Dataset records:
_ _ _ _ _ _ _
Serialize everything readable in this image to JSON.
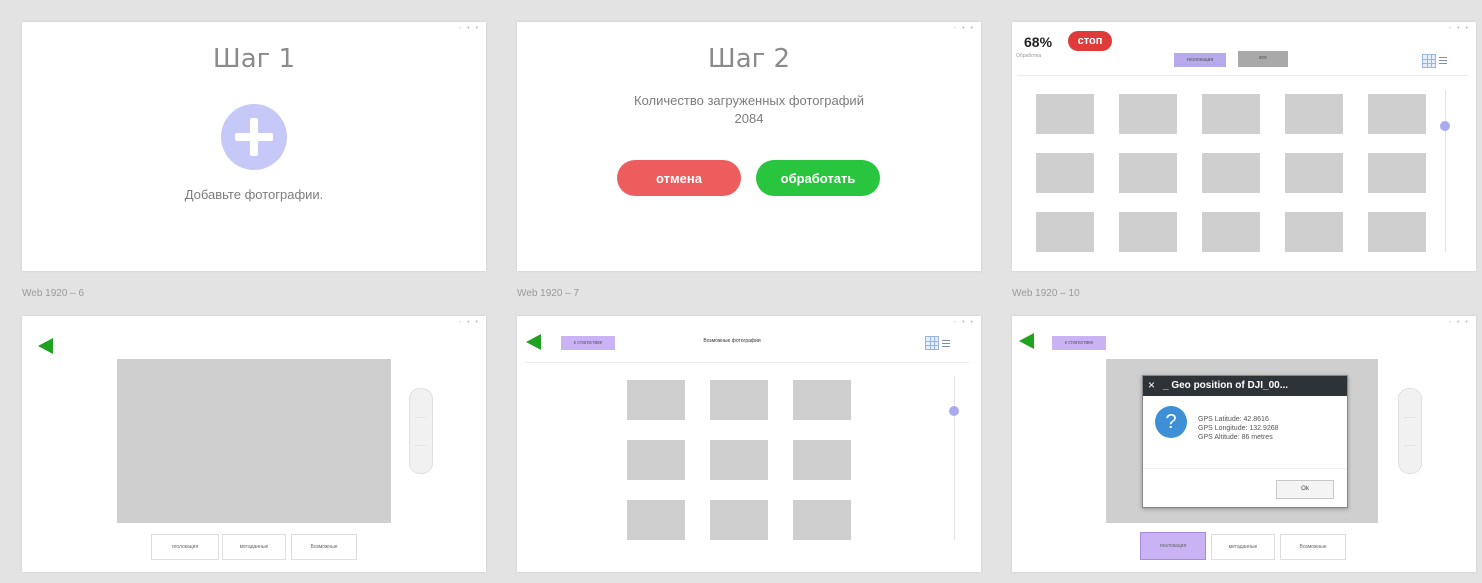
{
  "frame_controls": "- • •",
  "frame_labels": {
    "f6": "Web 1920 – 6",
    "f7": "Web 1920 – 7",
    "f10": "Web 1920 – 10"
  },
  "frame1": {
    "title": "Шаг 1",
    "hint": "Добавьте фотографии."
  },
  "frame2": {
    "title": "Шаг 2",
    "count_label": "Количество загруженных фотографий",
    "count_value": "2084",
    "cancel_label": "отмена",
    "process_label": "обработать",
    "cancel_color": "#ee5d5d",
    "process_color": "#2ac53e"
  },
  "frame3": {
    "percent": "68%",
    "stop_label": "стоп",
    "status": "Обработка",
    "progress": 0.68,
    "tab1": "геолокация",
    "tab2": "все",
    "stop_color": "#e03b3b"
  },
  "frame4": {
    "btn1": "геолокация",
    "btn2": "метаданные",
    "btn3": "Возможные"
  },
  "frame5": {
    "back_tab": "к статистике",
    "heading": "Возможные фотографии"
  },
  "frame6": {
    "back_tab": "к статистике",
    "dialog_title": "_ Geo position of DJI_00...",
    "close_glyph": "×",
    "question_glyph": "?",
    "lat": "GPS Latitude: 42.8616",
    "lon": "GPS Longitude: 132.9268",
    "alt": "GPS Altitude: 86 metres",
    "ok_label": "Ok",
    "btn1": "геолокация",
    "btn2": "метаданные",
    "btn3": "Возможные",
    "active_color": "#c9b3f4"
  },
  "icons": {
    "add": "plus-circle-icon",
    "back": "triangle-left-icon",
    "grid": "grid-view-icon",
    "list": "list-view-icon",
    "info": "question-icon"
  }
}
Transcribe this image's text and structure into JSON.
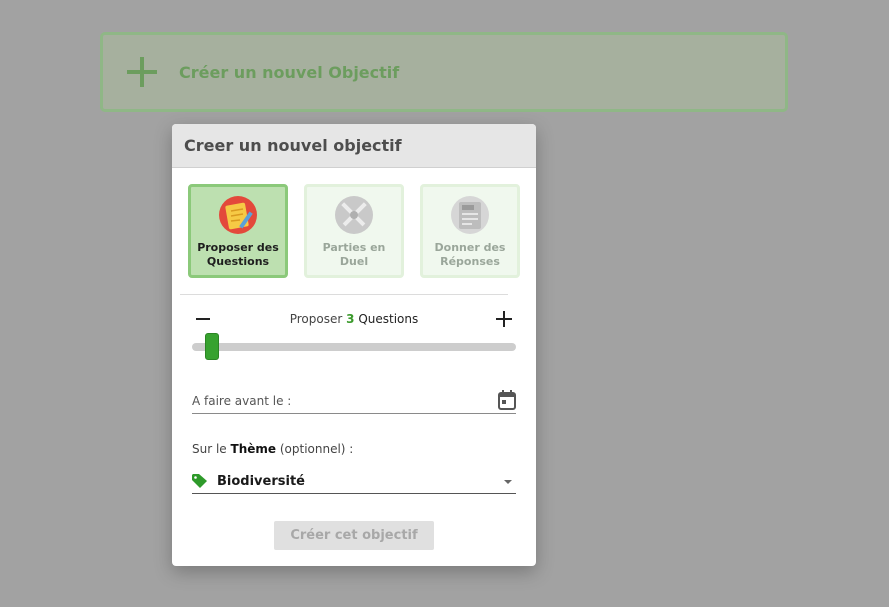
{
  "banner": {
    "label": "Créer un nouvel Objectif"
  },
  "modal": {
    "title": "Creer un nouvel objectif",
    "types": [
      {
        "label": "Proposer des Questions",
        "selected": true,
        "icon": "questions-icon"
      },
      {
        "label": "Parties en Duel",
        "selected": false,
        "icon": "duel-icon"
      },
      {
        "label": "Donner des Réponses",
        "selected": false,
        "icon": "quiz-answers-icon"
      }
    ],
    "count": {
      "prefix": "Proposer",
      "value": "3",
      "unit": "Questions"
    },
    "date": {
      "label": "A faire avant le :"
    },
    "theme": {
      "label_prefix": "Sur le",
      "label_bold": "Thème",
      "label_suffix": "(optionnel) :",
      "value": "Biodiversité"
    },
    "submit_label": "Créer cet objectif"
  },
  "colors": {
    "accent_green": "#37a22f",
    "selected_card": "#bde0b0",
    "backdrop": "#a2a2a2"
  }
}
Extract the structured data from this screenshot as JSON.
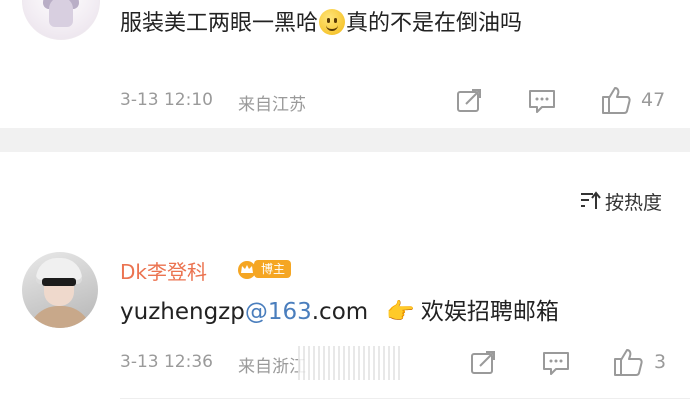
{
  "comments": [
    {
      "text_before": "服装美工两眼一黑哈",
      "emoji": "smile",
      "text_after": "真的不是在倒油吗",
      "time": "3-13 12:10",
      "source": "来自江苏",
      "likes": "47"
    },
    {
      "username": "Dk李登科",
      "badge_label": "博主",
      "email_user": "yuzhengzp",
      "email_at": "@",
      "email_domain": "163",
      "email_tld": ".com",
      "hand_emoji": "👉",
      "text_after": "欢娱招聘邮箱",
      "time": "3-13 12:36",
      "source": "来自浙江",
      "likes": "3"
    }
  ],
  "sort": {
    "label": "按热度"
  },
  "colors": {
    "username": "#eb7350",
    "link": "#4a7ebd",
    "meta": "#9a9a9a",
    "badge": "#f5a623"
  }
}
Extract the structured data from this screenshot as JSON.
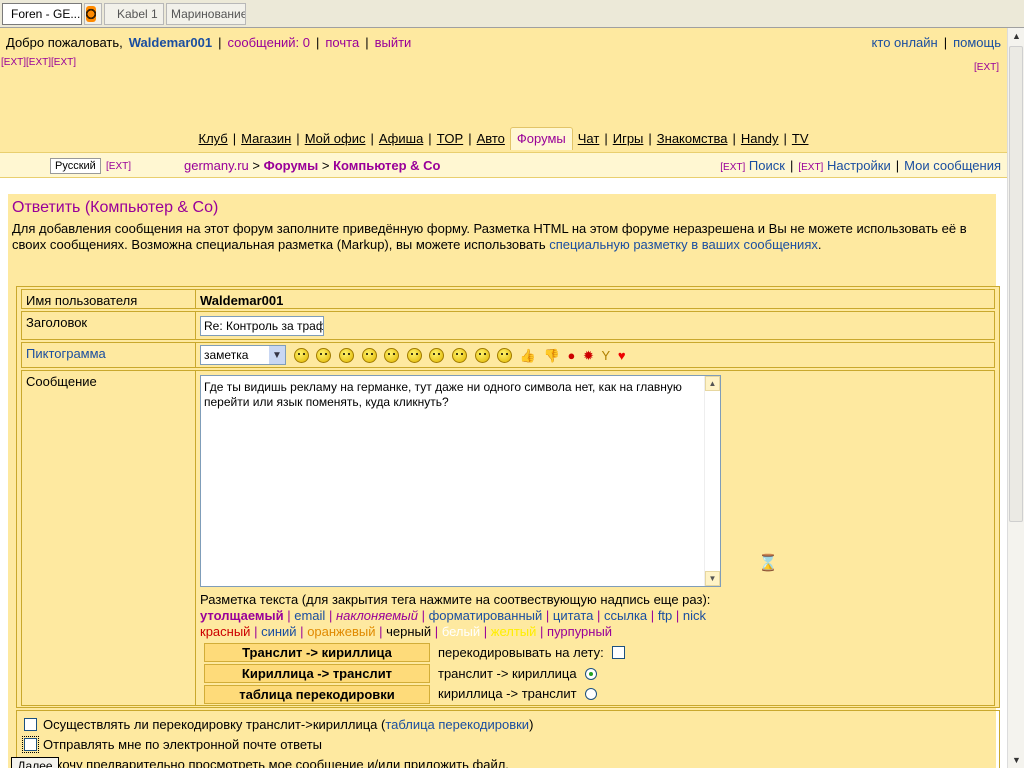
{
  "browser_tabs": [
    {
      "label": "Foren - GE...",
      "active": true,
      "icon": "forum-icon"
    },
    {
      "label": "",
      "active": false,
      "icon": "orange-swirl-icon"
    },
    {
      "label": "Kabel 1",
      "active": false,
      "icon": ""
    },
    {
      "label": "Маринование...",
      "active": false,
      "icon": ""
    }
  ],
  "welcome": {
    "greeting": "Добро пожаловать,",
    "username": "Waldemar001",
    "messages": "сообщений: 0",
    "mail": "почта",
    "logout": "выйти",
    "who_online": "кто онлайн",
    "help": "помощь"
  },
  "ext": {
    "left": "[EXT][EXT][EXT]",
    "right": "[EXT]",
    "tag": "[EXT]"
  },
  "menu": [
    "Клуб",
    "Магазин",
    "Мой офис",
    "Афиша",
    "TOP",
    "Авто",
    "Форумы",
    "Чат",
    "Игры",
    "Знакомства",
    "Handy",
    "TV"
  ],
  "menu_active": "Форумы",
  "crumbbar": {
    "language": "Русский",
    "site": "germany.ru",
    "forums": "Форумы",
    "section": "Компьютер & Co",
    "search": "Поиск",
    "settings": "Настройки",
    "my_messages": "Мои сообщения"
  },
  "form": {
    "title": "Ответить (Компьютер & Co)",
    "intro_text": "Для добавления сообщения на этот форум заполните приведённую форму. Разметка HTML на этом форуме неразрешена и Вы не можете использовать её в своих сообщениях. Возможна специальная разметка (Markup), вы можете использовать ",
    "intro_link": "специальную разметку в ваших сообщениях",
    "intro_end": ".",
    "username_label": "Имя пользователя",
    "username_value": "Waldemar001",
    "subject_label": "Заголовок",
    "subject_value": "Re: Контроль за траф",
    "icon_label": "Пиктограмма",
    "icon_select": "заметка",
    "message_label": "Сообщение",
    "message_text": "Где ты видишь рекламу на германке, тут даже ни одного символа нет, как на главную перейти или язык поменять, куда кликнуть?",
    "markup_hint": "Разметка текста (для закрытия тега нажмите на соотвествующую надпись еще раз):",
    "markup_tags": [
      "утолщаемый",
      "email",
      "наклоняемый",
      "форматированный",
      "цитата",
      "ссылка",
      "ftp",
      "nick"
    ],
    "markup_colors": [
      "красный",
      "синий",
      "оранжевый",
      "черный",
      "белый",
      "желтый",
      "пурпурный"
    ],
    "btn_translit_cyr": "Транслит -> кириллица",
    "btn_cyr_translit": "Кириллица -> транслит",
    "btn_table": "таблица перекодировки",
    "recode_on_fly": "перекодировывать на лету:",
    "translit_to_cyr": "транслит -> кириллица",
    "cyr_to_translit": "кириллица -> транслит",
    "opt1_text": "Осуществлять ли перекодировку транслит->кириллица (",
    "opt1_link": "таблица перекодировки",
    "opt1_end": ")",
    "opt2_text": "Отправлять мне по электронной почте ответы",
    "opt3_text": "Я хочу предварительно просмотреть мое сообщение и/или приложить файл.",
    "next_label": "Далее"
  },
  "colors": {
    "bg_yellow": "#fee9a0",
    "purple_link": "#990099",
    "blue_link": "#1a4ea0",
    "button": "#fedb7a"
  }
}
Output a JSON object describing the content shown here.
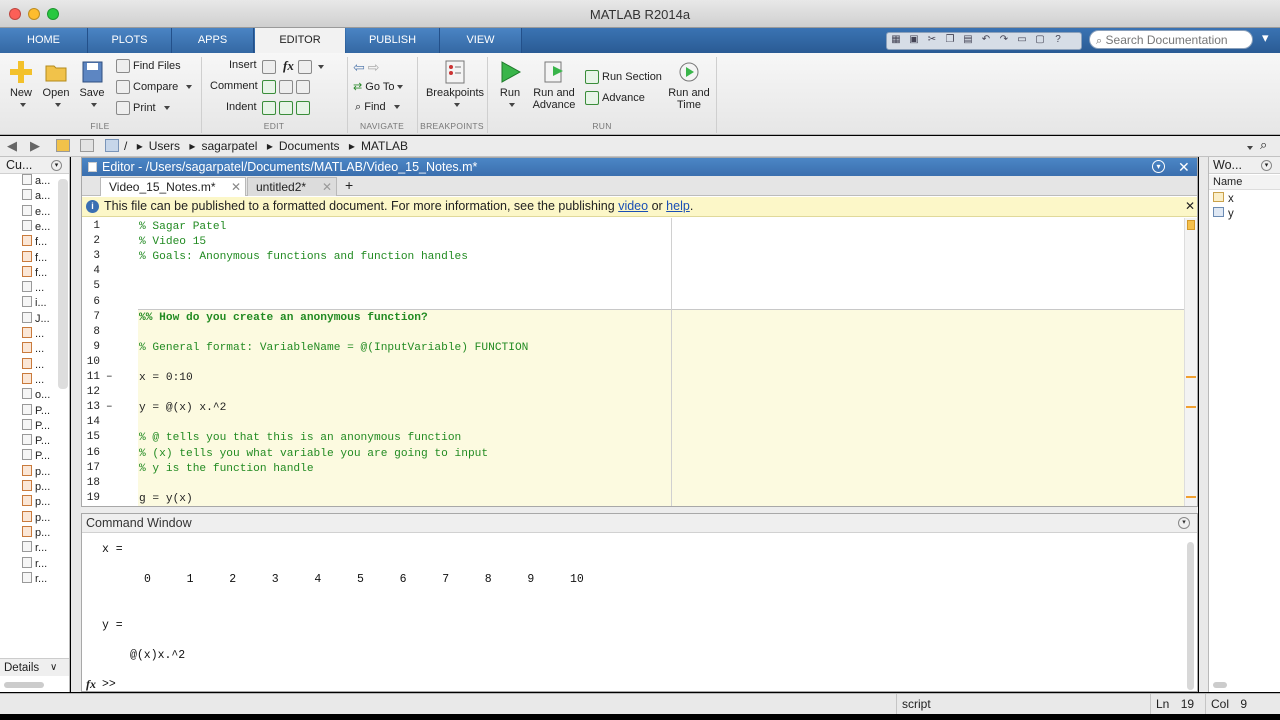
{
  "window": {
    "title": "MATLAB R2014a"
  },
  "ribbon_tabs": [
    "HOME",
    "PLOTS",
    "APPS",
    "EDITOR",
    "PUBLISH",
    "VIEW"
  ],
  "search": {
    "placeholder": "Search Documentation"
  },
  "ribbon": {
    "file": {
      "group": "FILE",
      "new": "New",
      "open": "Open",
      "save": "Save",
      "find_files": "Find Files",
      "compare": "Compare",
      "print": "Print"
    },
    "edit": {
      "group": "EDIT",
      "insert": "Insert",
      "comment": "Comment",
      "indent": "Indent",
      "fx": "fx"
    },
    "navigate": {
      "group": "NAVIGATE",
      "go_to": "Go To",
      "find": "Find"
    },
    "breakpoints": {
      "group": "BREAKPOINTS",
      "label": "Breakpoints"
    },
    "run": {
      "group": "RUN",
      "run": "Run",
      "run_and_advance": [
        "Run and",
        "Advance"
      ],
      "run_section": "Run Section",
      "advance": "Advance",
      "run_and_time": [
        "Run and",
        "Time"
      ]
    }
  },
  "path": [
    "/",
    "Users",
    "sagarpatel",
    "Documents",
    "MATLAB"
  ],
  "left_panel": {
    "title": "Cu...",
    "items": [
      "a...",
      "a...",
      "e...",
      "e...",
      "f...",
      "f...",
      "f...",
      "...",
      "i...",
      "J...",
      "...",
      "...",
      "...",
      "...",
      "o...",
      "P...",
      "P...",
      "P...",
      "P...",
      "p...",
      "p...",
      "p...",
      "p...",
      "p...",
      "r...",
      "r...",
      "r..."
    ],
    "details": "Details"
  },
  "editor": {
    "header": "Editor - /Users/sagarpatel/Documents/MATLAB/Video_15_Notes.m*",
    "tabs": [
      "Video_15_Notes.m*",
      "untitled2*"
    ],
    "add_tab": "+",
    "info": {
      "text": "This file can be published to a formatted document. For more information, see the publishing",
      "link1": "video",
      "or": "or",
      "link2": "help",
      "end": "."
    },
    "lines": [
      {
        "n": "1",
        "text": "% Sagar Patel",
        "type": "comment"
      },
      {
        "n": "2",
        "text": "% Video 15",
        "type": "comment"
      },
      {
        "n": "3",
        "text": "% Goals: Anonymous functions and function handles",
        "type": "comment"
      },
      {
        "n": "4",
        "text": "",
        "type": "code"
      },
      {
        "n": "5",
        "text": "",
        "type": "code"
      },
      {
        "n": "6",
        "text": "",
        "type": "code"
      },
      {
        "n": "7",
        "text": "%% How do you create an anonymous function?",
        "type": "cell"
      },
      {
        "n": "8",
        "text": "",
        "type": "code"
      },
      {
        "n": "9",
        "text": "% General format: VariableName = @(InputVariable) FUNCTION",
        "type": "comment"
      },
      {
        "n": "10",
        "text": "",
        "type": "code"
      },
      {
        "n": "11",
        "text": "x = 0:10",
        "type": "code",
        "dash": "–"
      },
      {
        "n": "12",
        "text": "",
        "type": "code"
      },
      {
        "n": "13",
        "text": "y = @(x) x.^2",
        "type": "code",
        "dash": "–"
      },
      {
        "n": "14",
        "text": "",
        "type": "code"
      },
      {
        "n": "15",
        "text": "% @ tells you that this is an anonymous function",
        "type": "comment"
      },
      {
        "n": "16",
        "text": "% (x) tells you what variable you are going to input",
        "type": "comment"
      },
      {
        "n": "17",
        "text": "% y is the function handle",
        "type": "comment"
      },
      {
        "n": "18",
        "text": "",
        "type": "code"
      },
      {
        "n": "19",
        "text": "g = y(x)",
        "type": "code"
      }
    ]
  },
  "command_window": {
    "title": "Command Window",
    "x_label": "x =",
    "x_values": [
      "0",
      "1",
      "2",
      "3",
      "4",
      "5",
      "6",
      "7",
      "8",
      "9",
      "10"
    ],
    "y_label": "y =",
    "y_value": "@(x)x.^2",
    "prompt_fx": "fx",
    "prompt": ">>"
  },
  "workspace": {
    "title": "Wo...",
    "column": "Name",
    "vars": [
      "x",
      "y"
    ]
  },
  "status": {
    "mode": "script",
    "ln_label": "Ln",
    "ln": "19",
    "col_label": "Col",
    "col": "9"
  },
  "colors": {
    "ribbon_blue": "#3a73b3",
    "comment_green": "#228b22",
    "cell_bg": "#fcfae0",
    "info_bg": "#fcf7c8"
  }
}
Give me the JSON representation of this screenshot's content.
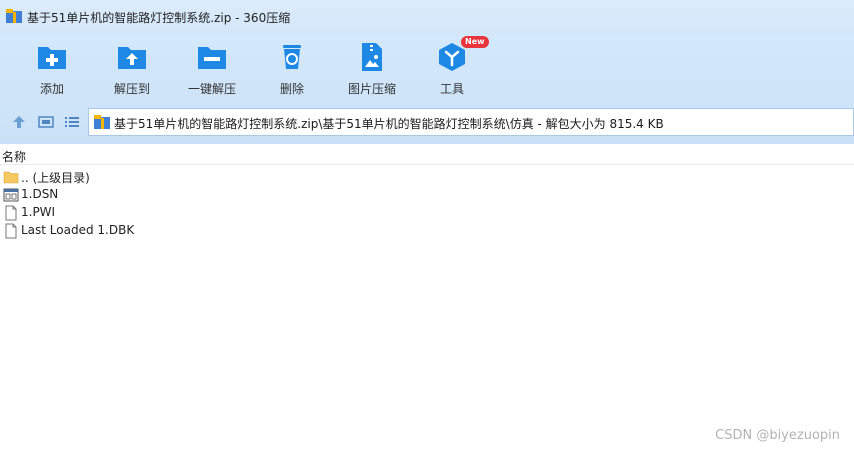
{
  "window": {
    "title": "基于51单片机的智能路灯控制系统.zip - 360压缩"
  },
  "toolbar": {
    "items": [
      {
        "label": "添加"
      },
      {
        "label": "解压到"
      },
      {
        "label": "一键解压"
      },
      {
        "label": "删除"
      },
      {
        "label": "图片压缩"
      },
      {
        "label": "工具",
        "badge": "New"
      }
    ]
  },
  "address": {
    "path": "基于51单片机的智能路灯控制系统.zip\\基于51单片机的智能路灯控制系统\\仿真 - 解包大小为 815.4 KB"
  },
  "list": {
    "header": "名称",
    "files": [
      {
        "name": ".. (上级目录)",
        "icon": "folder-icon"
      },
      {
        "name": "1.DSN",
        "icon": "dsn-file-icon"
      },
      {
        "name": "1.PWI",
        "icon": "file-icon"
      },
      {
        "name": "Last Loaded 1.DBK",
        "icon": "file-icon"
      }
    ]
  },
  "watermark": "CSDN @biyezuopin",
  "colors": {
    "accent": "#1e88e5",
    "toolbar_bg": "#d4e8fb",
    "badge": "#e8343a"
  }
}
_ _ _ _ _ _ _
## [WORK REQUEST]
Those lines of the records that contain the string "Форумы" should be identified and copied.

## [OUTPUT]
    "Форумы",
  "menu_active": "Форумы",
    "forums": "Форумы",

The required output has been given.